When you reach the listing below, copy each line exactly.
□ □ □ □ □ □ □
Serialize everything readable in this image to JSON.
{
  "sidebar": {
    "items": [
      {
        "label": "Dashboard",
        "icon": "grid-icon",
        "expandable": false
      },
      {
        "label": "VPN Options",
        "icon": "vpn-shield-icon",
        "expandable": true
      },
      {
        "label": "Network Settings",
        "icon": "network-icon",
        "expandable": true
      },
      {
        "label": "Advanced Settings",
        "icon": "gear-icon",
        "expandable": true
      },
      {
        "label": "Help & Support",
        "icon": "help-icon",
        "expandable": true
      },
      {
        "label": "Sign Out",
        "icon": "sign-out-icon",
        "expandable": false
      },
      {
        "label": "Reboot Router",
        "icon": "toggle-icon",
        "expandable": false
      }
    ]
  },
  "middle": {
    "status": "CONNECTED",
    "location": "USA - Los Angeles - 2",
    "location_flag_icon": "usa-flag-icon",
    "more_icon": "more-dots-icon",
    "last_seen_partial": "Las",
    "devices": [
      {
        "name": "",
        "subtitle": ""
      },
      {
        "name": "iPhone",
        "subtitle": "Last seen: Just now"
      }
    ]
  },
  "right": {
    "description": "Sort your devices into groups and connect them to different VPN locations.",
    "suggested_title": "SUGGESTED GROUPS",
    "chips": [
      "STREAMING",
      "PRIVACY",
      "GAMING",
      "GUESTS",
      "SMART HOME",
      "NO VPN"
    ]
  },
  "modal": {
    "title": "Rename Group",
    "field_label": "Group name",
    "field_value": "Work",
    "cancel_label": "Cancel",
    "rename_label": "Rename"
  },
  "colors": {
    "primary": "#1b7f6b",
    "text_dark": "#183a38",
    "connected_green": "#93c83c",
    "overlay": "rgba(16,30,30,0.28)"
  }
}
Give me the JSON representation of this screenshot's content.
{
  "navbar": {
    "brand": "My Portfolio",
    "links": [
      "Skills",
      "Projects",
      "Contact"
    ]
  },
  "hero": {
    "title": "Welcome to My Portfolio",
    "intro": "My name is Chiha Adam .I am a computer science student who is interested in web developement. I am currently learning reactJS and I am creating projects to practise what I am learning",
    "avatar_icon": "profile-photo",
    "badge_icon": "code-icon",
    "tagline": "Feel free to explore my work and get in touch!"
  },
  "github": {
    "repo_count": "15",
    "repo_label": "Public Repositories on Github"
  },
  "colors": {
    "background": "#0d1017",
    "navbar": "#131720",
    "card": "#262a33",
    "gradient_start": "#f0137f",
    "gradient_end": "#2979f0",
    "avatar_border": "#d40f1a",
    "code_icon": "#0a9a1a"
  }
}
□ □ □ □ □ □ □
§ **Task output**:
Serialize everything readable in this image to JSON.
{
  "sidebar": {
    "items": [
      {
        "label": "Dashboard",
        "icon": "grid-icon",
        "expandable": false
      },
      {
        "label": "VPN Options",
        "icon": "vpn-shield-icon",
        "expandable": true
      },
      {
        "label": "Network Settings",
        "icon": "network-icon",
        "expandable": true
      },
      {
        "label": "Advanced Settings",
        "icon": "gear-icon",
        "expandable": true
      },
      {
        "label": "Help & Support",
        "icon": "help-icon",
        "expandable": true
      },
      {
        "label": "Sign Out",
        "icon": "sign-out-icon",
        "expandable": false
      },
      {
        "label": "Reboot Router",
        "icon": "toggle-icon",
        "expandable": false
      }
    ]
  },
  "middle": {
    "status": "CONNECTED",
    "location": "USA - Los Angeles - 2",
    "location_flag_icon": "usa-flag-icon",
    "more_icon": "more-dots-icon",
    "last_seen_partial": "Las",
    "devices": [
      {
        "name": "",
        "subtitle": ""
      },
      {
        "name": "iPhone",
        "subtitle": "Last seen: Just now"
      }
    ]
  },
  "right": {
    "description": "Sort your devices into groups and connect them to different VPN locations.",
    "suggested_title": "SUGGESTED GROUPS",
    "chips": [
      "STREAMING",
      "PRIVACY",
      "GAMING",
      "GUESTS",
      "SMART HOME",
      "NO VPN"
    ]
  },
  "modal": {
    "title": "Rename Group",
    "field_label": "Group name",
    "field_value": "Work",
    "cancel_label": "Cancel",
    "rename_label": "Rename"
  },
  "colors": {
    "primary": "#1b7f6b",
    "text_dark": "#183a38",
    "connected_green": "#93c83c",
    "overlay": "rgba(16,30,30,0.28)"
  }
}
Give me the JSON representation of this screenshot's content.
{
  "navbar": {
    "brand": "My Portfolio",
    "links": [
      "Skills",
      "Projects",
      "Contact"
    ]
  },
  "hero": {
    "title": "Welcome to My Portfolio",
    "intro": "My name is Chiha Adam .I am a computer science student who is interested in web developement. I am currently learning reactJS and I am creating projects to practise what I am learning",
    "avatar_icon": "profile-photo",
    "badge_icon": "code-icon",
    "tagline": "Feel free to explore my work and get in touch!"
  },
  "github": {
    "repo_count": "15",
    "repo_label": "Public Repositories on Github"
  },
  "colors": {
    "background": "#0d1017",
    "navbar": "#131720",
    "card": "#262a33",
    "gradient_start": "#f0137f",
    "gradient_end": "#2979f0",
    "avatar_border": "#d40f1a",
    "code_icon": "#0a9a1a"
  }
}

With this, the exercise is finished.